Warja Lavater


The exhibition (Sing-Song-Signs & Folded Stories) focuses on the art works by Warja Lavater (1913-2007) and on her Folded Stories.

The artist devised a picture language in her folded books – Wilhelm Tell (William Tell, 1960), Rotkäppchen (Little Red Riding Hood, 1960) and Leidenschaft und Vernunft (Sense and Sensibility, 1961).

She went on to explore this technique further in various other media and artworks. She achieved international renown with Wilhelm Tell, published by the Museum of Modern Art in 1962 and with Imageries.

Artists from Central- and Eastern Europe


Although countries such as Czechia, Poland, Hungary and Russia are geographically close to us, they can still seem far away, even today.

This exhibition casts its gaze towards this part of Europe and exhibits large work groups of several generations of artists from Central and Eastern Europe.

It does not just draw a line from “West” to “East”, but also links several generations and perspectives.

 

Abstract Art 1950-1980


The Museum organises the exhibition “Abstractions plurielles” in cooperation with the Gandur Foundation for Art

The word “plurielles” means that there was no single abstract art, but rather various movements, initiatives and ideas.

The years following the Second World War saw a great artistic flowering. Paris took its place again and New York soon followed.

The exhibition offers an overview through the years 1950 to 1980 on both sides of the Atlantic Ocean.

It emphasises the many forms that abstraction took in this period and shows the main trends: lyrical and gestural abstraction, abstract expressionism, geometric abstraction, minimalism, kinetic art (movement is central) and monumental mobile art.
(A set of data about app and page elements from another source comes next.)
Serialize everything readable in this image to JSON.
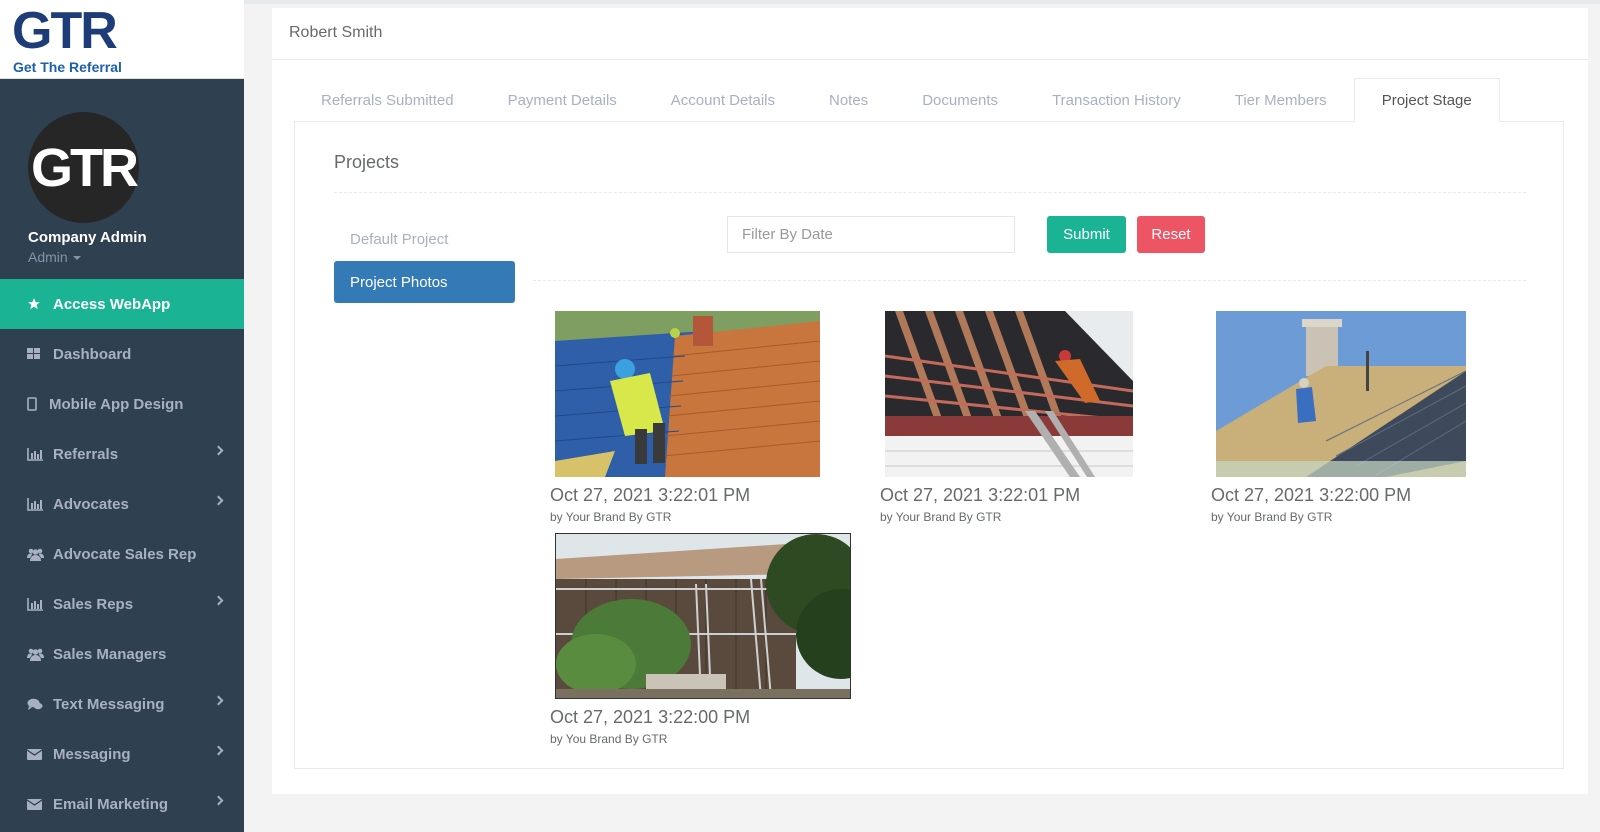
{
  "brand": {
    "logo_text": "GTR",
    "tagline": "Get The Referral"
  },
  "profile": {
    "avatar_text": "GTR",
    "name": "Company Admin",
    "role": "Admin"
  },
  "nav": {
    "items": [
      {
        "label": "Access WebApp",
        "icon": "star-icon",
        "active": true,
        "has_submenu": false
      },
      {
        "label": "Dashboard",
        "icon": "grid-icon",
        "active": false,
        "has_submenu": false
      },
      {
        "label": "Mobile App Design",
        "icon": "mobile-icon",
        "active": false,
        "has_submenu": false
      },
      {
        "label": "Referrals",
        "icon": "bar-chart-icon",
        "active": false,
        "has_submenu": true
      },
      {
        "label": "Advocates",
        "icon": "bar-chart-icon",
        "active": false,
        "has_submenu": true
      },
      {
        "label": "Advocate Sales Rep",
        "icon": "users-icon",
        "active": false,
        "has_submenu": false
      },
      {
        "label": "Sales Reps",
        "icon": "bar-chart-icon",
        "active": false,
        "has_submenu": true
      },
      {
        "label": "Sales Managers",
        "icon": "users-icon",
        "active": false,
        "has_submenu": false
      },
      {
        "label": "Text Messaging",
        "icon": "chat-icon",
        "active": false,
        "has_submenu": true
      },
      {
        "label": "Messaging",
        "icon": "envelope-icon",
        "active": false,
        "has_submenu": true
      },
      {
        "label": "Email Marketing",
        "icon": "envelope-icon",
        "active": false,
        "has_submenu": true
      }
    ]
  },
  "header": {
    "user_name": "Robert Smith"
  },
  "tabs": [
    {
      "label": "Referrals Submitted",
      "active": false
    },
    {
      "label": "Payment Details",
      "active": false
    },
    {
      "label": "Account Details",
      "active": false
    },
    {
      "label": "Notes",
      "active": false
    },
    {
      "label": "Documents",
      "active": false
    },
    {
      "label": "Transaction History",
      "active": false
    },
    {
      "label": "Tier Members",
      "active": false
    },
    {
      "label": "Project Stage",
      "active": true
    }
  ],
  "projects": {
    "title": "Projects",
    "side_tabs": [
      {
        "label": "Default Project",
        "active": false
      },
      {
        "label": "Project Photos",
        "active": true
      }
    ],
    "filter": {
      "placeholder": "Filter By Date",
      "value": ""
    },
    "submit_label": "Submit",
    "reset_label": "Reset",
    "photos": [
      {
        "date": "Oct 27, 2021 3:22:01 PM",
        "by": "by Your Brand By GTR",
        "scene": "roofer-tiles"
      },
      {
        "date": "Oct 27, 2021 3:22:01 PM",
        "by": "by Your Brand By GTR",
        "scene": "roof-rafters"
      },
      {
        "date": "Oct 27, 2021 3:22:00 PM",
        "by": "by Your Brand By GTR",
        "scene": "metal-roof"
      },
      {
        "date": "Oct 27, 2021 3:22:00 PM",
        "by": "by You Brand By GTR",
        "scene": "house-scaffold"
      }
    ]
  },
  "colors": {
    "sidebar_bg": "#2f4050",
    "active_nav": "#1ab394",
    "primary_blue": "#337ab7",
    "submit_green": "#1ab394",
    "reset_red": "#ed5565",
    "brand_navy": "#1d3c78"
  }
}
The exhibition concludes with Supports/Surfaces, the movement that questions traditional pictorial means. It marks the end of a period of experimentation and the beginning of a new quest, which is still ongoing.